Concerning the waters of the primitive Earth: What the state of the regions of the air was then, and how all waters proceeded from them. How the rivers rose, what was their course, and how they ended. several things in Sacred Writ that confirm this Hydrography of the first Earth, especially the Post-diluvian origin of the Rainbow.
A Recollection and Revue of what hath been said concerning the Primitive Earth, with a more full, Survey of the state of the World, Natural and civil, and the Comparison of it with the present World.
Concerning the Place of Paradise; It cannot be determin'd from the theory only, nor from Scripture only; What the sense of Antiquity was concerning it, as to the Jews and Heathens, and a especially as to the Christian Fathers; that they generally plac'd it out of this continent, in the Southern Hemisphere.
The uses of this theory for the illustration Antiquity, The Chaos of, the Ancients explain'd; The Inhabitability of the Torrid Zone; The change of the Poles of the World; The Doctrine of the Mundane Egg; how America was first peopled; How Paradise within the circle of the Moon

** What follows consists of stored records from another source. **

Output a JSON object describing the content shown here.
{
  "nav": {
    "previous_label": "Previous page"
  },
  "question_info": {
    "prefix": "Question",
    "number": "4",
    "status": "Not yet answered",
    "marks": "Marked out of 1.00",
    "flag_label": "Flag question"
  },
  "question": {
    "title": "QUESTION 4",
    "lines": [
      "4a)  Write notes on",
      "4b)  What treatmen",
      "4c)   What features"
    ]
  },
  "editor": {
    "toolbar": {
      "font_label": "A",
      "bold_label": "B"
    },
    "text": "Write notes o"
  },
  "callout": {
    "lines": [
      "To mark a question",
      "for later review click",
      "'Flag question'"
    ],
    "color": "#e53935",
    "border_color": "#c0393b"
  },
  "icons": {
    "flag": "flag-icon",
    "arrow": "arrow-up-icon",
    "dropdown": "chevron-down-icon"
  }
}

A general objection against this theory, viz. .That if there had been such a Primitive Earth, as we pretend, the fame of it would have sounded throughout all Antiquity. The Eastern and Western learning consider'd; the most considerable records of both are lost; what foot steps remain relating to this subject. The Jewish and Christian learning consider'd, how far lost as to this argument, and what Notes or Traditions remain. lastly, How far the Sacred writings bear witness to it. The Providential conduct of knowledge in the world. A Recapitulation and state of the theory.
Concerning the AUTHOR of NATURE,
Concerning Natural Providence.
Several encroachment of natural Providence, or misrepresentations of it, and false methods of contemplation; Preparatives to the true method propos'd, and a true representation of the Universe. The Mundane Idea, and the Universal system of Providence. several subordinate systems, That of our Earth and Sublunary World. The, course and periods of it. How much of this is already treated of, and what remains. The Conclusion.
((1) Genesis. ad lit. lib. I. c. 19.)